The first may involve people choosing their favorite rotation (i.e. probably clicking on the one that shows the highest dps) and printing out a verbose sequence of rules that include "If this and this then do that."  I could see that spanning a whole screen considering the complexity of the states & the length of the rotations.  The alternative, which might be better, would be to try to generate a flow chart for a selected rotation.

As someone who is extremely well versed in programming but not as much in mage abilities, I also find that output very hard to understand (and fwiw I have a 64 mage).  I suppose the same would be true for someone who isn't a programmer but knows mages very well.

So my question to you is:  Who is this screen directed towards?  Is it for all Rawr users?  Or do you expect only half a dozen uber-analytical mages to study it and to distill the results on their own blogs for others to understand?


Jul 15, 2009 at 7:41 PM

Somewhere closer to 'only half a dozen uber-analytical mages' (and only 1 spec of mages), I'm sure. This is buried on the Advanced tab for a reason. Kavan has explicitly said in the past, that this probably won't be getting any usability improvements, because it's just not intended to be widely used. (Kavan, correct me if I'm wrong, or expand on that)

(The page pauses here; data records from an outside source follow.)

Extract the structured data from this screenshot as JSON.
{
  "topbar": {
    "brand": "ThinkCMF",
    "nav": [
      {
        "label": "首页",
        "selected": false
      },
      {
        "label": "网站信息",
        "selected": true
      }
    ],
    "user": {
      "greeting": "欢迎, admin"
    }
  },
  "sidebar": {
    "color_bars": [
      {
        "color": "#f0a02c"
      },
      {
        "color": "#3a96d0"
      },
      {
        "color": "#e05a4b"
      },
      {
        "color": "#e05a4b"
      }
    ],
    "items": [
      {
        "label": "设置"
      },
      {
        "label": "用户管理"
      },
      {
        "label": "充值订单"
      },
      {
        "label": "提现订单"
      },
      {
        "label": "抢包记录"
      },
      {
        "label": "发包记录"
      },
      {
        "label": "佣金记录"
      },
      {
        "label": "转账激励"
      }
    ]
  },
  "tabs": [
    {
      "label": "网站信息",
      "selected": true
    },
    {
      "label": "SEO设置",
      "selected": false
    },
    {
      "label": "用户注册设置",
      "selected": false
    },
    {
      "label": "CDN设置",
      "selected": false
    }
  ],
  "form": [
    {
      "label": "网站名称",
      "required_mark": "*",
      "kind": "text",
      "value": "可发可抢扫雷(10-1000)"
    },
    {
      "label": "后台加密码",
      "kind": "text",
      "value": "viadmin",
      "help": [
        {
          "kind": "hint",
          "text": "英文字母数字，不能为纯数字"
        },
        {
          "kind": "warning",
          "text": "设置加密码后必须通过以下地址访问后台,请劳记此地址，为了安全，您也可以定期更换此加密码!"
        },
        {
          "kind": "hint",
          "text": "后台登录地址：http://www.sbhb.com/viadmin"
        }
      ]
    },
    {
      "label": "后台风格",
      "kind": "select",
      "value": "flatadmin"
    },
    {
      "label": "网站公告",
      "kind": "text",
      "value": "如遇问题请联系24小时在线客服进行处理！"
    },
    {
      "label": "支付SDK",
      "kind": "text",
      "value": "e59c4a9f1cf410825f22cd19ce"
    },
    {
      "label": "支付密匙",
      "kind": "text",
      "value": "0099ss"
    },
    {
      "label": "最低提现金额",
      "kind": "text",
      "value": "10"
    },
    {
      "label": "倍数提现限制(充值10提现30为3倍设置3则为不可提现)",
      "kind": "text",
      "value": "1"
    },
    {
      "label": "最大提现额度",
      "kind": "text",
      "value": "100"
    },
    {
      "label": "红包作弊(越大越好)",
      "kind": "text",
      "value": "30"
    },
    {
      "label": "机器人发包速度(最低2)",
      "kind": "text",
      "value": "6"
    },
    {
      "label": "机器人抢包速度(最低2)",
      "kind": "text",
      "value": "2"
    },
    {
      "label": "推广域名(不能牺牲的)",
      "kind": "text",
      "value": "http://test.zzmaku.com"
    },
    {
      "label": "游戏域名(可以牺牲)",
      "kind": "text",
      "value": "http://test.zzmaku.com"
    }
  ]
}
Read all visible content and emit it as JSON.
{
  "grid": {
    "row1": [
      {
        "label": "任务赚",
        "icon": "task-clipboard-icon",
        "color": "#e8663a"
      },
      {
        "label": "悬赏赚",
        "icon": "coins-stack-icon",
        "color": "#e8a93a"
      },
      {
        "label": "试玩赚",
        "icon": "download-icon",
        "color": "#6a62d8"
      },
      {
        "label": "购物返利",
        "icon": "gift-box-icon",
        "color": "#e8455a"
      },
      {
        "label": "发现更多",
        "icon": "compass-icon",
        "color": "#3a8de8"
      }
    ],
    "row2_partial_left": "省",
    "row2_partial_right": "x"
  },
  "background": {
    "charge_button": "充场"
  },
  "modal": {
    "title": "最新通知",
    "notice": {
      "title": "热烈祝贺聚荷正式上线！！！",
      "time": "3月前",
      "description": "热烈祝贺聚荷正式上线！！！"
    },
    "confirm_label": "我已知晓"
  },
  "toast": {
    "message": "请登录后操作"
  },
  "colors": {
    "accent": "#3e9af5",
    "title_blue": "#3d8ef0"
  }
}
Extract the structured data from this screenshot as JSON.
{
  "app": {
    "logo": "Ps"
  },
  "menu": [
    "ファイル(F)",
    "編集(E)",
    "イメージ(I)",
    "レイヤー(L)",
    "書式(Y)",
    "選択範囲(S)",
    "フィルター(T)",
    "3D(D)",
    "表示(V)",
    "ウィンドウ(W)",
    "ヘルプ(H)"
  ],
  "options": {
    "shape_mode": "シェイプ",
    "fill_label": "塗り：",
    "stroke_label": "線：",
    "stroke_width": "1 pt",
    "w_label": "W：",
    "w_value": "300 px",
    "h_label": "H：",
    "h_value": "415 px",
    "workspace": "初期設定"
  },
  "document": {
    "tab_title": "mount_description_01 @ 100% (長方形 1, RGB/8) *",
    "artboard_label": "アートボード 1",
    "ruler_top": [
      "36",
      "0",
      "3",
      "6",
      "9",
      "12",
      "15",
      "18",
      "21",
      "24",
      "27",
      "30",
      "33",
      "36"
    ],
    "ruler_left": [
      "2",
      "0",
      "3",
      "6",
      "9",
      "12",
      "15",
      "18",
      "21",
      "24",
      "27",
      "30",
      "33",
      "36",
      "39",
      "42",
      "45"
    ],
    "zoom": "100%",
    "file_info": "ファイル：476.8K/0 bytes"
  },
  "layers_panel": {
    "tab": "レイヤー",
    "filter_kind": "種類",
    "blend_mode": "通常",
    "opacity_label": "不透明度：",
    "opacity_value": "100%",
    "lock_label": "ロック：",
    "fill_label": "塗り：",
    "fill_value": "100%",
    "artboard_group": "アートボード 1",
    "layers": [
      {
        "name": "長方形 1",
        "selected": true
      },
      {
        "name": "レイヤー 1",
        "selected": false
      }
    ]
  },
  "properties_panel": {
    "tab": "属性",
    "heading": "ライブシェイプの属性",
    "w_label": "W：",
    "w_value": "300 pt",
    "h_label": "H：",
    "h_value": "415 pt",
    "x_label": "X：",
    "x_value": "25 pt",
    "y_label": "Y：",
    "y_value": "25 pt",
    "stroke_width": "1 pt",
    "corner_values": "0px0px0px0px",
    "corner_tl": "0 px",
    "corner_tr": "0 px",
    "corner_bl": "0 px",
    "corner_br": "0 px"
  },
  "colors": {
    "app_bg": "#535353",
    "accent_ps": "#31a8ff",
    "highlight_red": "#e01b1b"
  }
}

Jul 15, 2009 at 9:15 PM

Ok, if that's the case then disregard my comments above, they don't really apply.


Jul 16, 2009 at 4:23 AM

Yes this is an advanced tool that lets someone verify if the "standard" cycles are applicable in the specific situation someone is investigating. Its main use is for me to check between major changes in mage mechanics if I'm missing any of the optimal cycles.

Jul 16, 2009 at 7:22 AM

yes char, this is definately the 'half a dozen uber-analytical mages' aspect. I am quite well versed at being a mage, but was looking for something different... constantly looking for a dps increase. While I am decently versed in programming, somehow this breakdown escaped me (most of my programming is web based [PHP/MySQL Scripting] as opposed to actual program creation based).

Decided to give Rawr a shot to see if there was a way to increase my dps, and it seems like there are several boosts available, but as Kavan mentioned, this does seem better geared towards identifying changes in class mechanics as opposed to being directed at average users that are just looking for a way of maximizing their damage output. For the analysts it can work wonders, but for average players and especially people who have never even DABBLED in computing mechanics before... I think it'd be a headache and a turn-off for them.

Perhaps a suggestion though for future Rawr releases would indeed be an easier-to-read output for people looking to find good rotations to use. Rawr encompasses so much more than maxDPS and other sites available, but really only lacks a rotation helper (which I do realize some people are against in the sense of oversimplifying things for people, but at some point you have to look at it in a "for the greater good of your progression" perspective).

Happy to have sparked discussion, and again grateful for the help.

Thanks again,